On 18 April, German forces surrounded the ghetto in preparation for its liquidation. Altman, whose function was still to relay messages, reported the initial success of the resistance to Zuckerman via telephone. On 21 April, as the Germans began to burn the ghetto, Anielewicz took refuge in a bunker at 18 Mila Street; Altman became the courier between the command bunker and another bunker where the wounded were held. She also rescued some fighters from the fires. At this time, the fighters decided to try to escape via the sewer system. When the Germans discovered the Mila Street bunker on 8 May, they filled it with gas to force the inhabitants to leave. Anielewicz and many other resistance fighters committed suicide. Altman, although wounded, was one of six who managed to escape and was found by Zivia Lubetkin and Marek Edelman, who smuggled her out to the Aryan side.[1]

Altman hid with other Jewish fighters in a celluloid factory. On 24 May, an accidental fire broke out. Severely burned, Altman was forced into the open where she was captured by police who turned her over to the Gestapo.[7]:115–116 She died of her injuries two days later.[1][2]:187–192

Notes[edit]

  1. ^ Many Polish Jews spoke Yiddish as their primary language, and their accent in Polish gave them away as Jews.[5]
  2. ^ A few days later, Kovner released a manifesto to this effect: Let us not go like lambs to the slaughter! (he)[8]

References[edit]

  1. ^ a b c d e f g h i j k Shalev, Ziva. "Tosia Altman". Jewish Women Encyclopedia. 
  2. ^ a b c d e f g שלב, זבה; שלו, זיוה (1992). טוסיה: טוסיה אלטמן, מההנהגה הראשית של השומר הצעיר למיפקדת האירגון היהודי הלוחם (in Hebrew). מורשת. 
  3. ^ "טוסיה אלטמן" (in Hebrew). מוזיאון "משואה לתקומה" בקיבוץ יד מרדכי. Retrieved 7 August 2018. 
  4. ^ Senn, Alfred Erich (2007). Lithuania 1940: Revolution from Above. Rodopi. pp. 50, 73. ISBN 9042022256. 
  5. ^ Stopnicka Heller, Celia (1993). On the Edge of Destruction: Jews of Poland Between the Two World Wars. Wayne State University Press, 396 pages. p. 66. ISBN 0-8143-2494-0. 
  6. ^ Bauer, Yehuda (2002). Rethinking the Holocaust. Yale University Press. p. 172. ISBN 0300093004. Because Jewish men were marked by circumcision, Jewish women could more easily move around in Nazi-occupied Poland, which meant that they filled the centrally important role of emissaries between the ghettos; Vladka Peltel-Meed of the Bund, Tosia Altmann and Frumka Plotnicka of the Zionists, and many others did this work. 
  7. ^ a b c כפיר, אילן; דור, דני; בירן, חוה (2003). גיבורים ונואשים: 06 שנה למרד גטו וטרשה (in Hebrew). בית לוחמי הגיטאות. 
  8. ^ Feldman, Yael; Bowman, Steven (6 December 2007). "'Let Us Not Die as Sheep Led to the Slaughter'". Haaretz.
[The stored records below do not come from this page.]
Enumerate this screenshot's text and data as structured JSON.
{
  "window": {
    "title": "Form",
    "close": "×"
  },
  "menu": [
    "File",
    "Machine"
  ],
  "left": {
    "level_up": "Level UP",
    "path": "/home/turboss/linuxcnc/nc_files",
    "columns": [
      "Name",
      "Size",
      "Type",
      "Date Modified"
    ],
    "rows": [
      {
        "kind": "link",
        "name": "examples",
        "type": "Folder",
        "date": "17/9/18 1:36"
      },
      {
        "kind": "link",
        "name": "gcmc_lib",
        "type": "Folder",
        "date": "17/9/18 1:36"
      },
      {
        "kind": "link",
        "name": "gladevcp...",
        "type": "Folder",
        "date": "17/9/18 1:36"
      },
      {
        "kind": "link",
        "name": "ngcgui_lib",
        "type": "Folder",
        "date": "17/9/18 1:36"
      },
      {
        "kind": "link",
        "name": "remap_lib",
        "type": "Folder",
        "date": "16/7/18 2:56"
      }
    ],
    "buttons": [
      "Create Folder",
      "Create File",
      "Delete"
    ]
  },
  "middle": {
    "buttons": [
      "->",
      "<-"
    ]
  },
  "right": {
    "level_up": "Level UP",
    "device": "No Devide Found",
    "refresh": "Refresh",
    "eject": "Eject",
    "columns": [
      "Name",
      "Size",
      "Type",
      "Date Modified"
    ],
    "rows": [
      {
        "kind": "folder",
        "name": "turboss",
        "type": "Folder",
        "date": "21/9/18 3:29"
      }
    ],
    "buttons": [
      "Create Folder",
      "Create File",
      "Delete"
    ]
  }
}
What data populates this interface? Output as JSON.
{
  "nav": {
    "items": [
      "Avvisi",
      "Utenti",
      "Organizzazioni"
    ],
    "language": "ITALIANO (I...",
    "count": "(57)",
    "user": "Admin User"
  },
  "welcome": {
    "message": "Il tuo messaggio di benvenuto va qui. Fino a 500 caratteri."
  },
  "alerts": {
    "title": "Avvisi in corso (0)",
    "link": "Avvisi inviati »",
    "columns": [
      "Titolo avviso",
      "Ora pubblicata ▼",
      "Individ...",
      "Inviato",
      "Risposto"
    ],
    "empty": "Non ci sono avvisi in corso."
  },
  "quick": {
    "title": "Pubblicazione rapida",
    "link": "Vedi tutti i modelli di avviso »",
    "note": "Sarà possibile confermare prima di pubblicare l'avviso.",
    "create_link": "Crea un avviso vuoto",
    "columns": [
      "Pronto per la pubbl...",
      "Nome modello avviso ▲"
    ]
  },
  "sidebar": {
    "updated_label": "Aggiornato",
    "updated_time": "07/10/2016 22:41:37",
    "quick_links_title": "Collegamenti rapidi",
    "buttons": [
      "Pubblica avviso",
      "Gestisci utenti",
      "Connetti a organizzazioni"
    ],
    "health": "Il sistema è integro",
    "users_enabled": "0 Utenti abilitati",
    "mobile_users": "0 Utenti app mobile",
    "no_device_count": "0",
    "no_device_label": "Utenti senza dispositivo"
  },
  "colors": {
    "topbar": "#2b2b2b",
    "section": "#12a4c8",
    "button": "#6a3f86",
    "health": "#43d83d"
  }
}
Retrieved 8 August 2018. 
  9. ^ a b Guttman, Jon. "World War II: Warsaw Ghetto Uprising". HistoryNet. Retrieved 8 August 2018. 
  10. ^ a b Korboński, Stefan (1981). The Polish underground state: a guide to the underground, 1939–1945. Hippocrene Books. ISBN 9780882545172.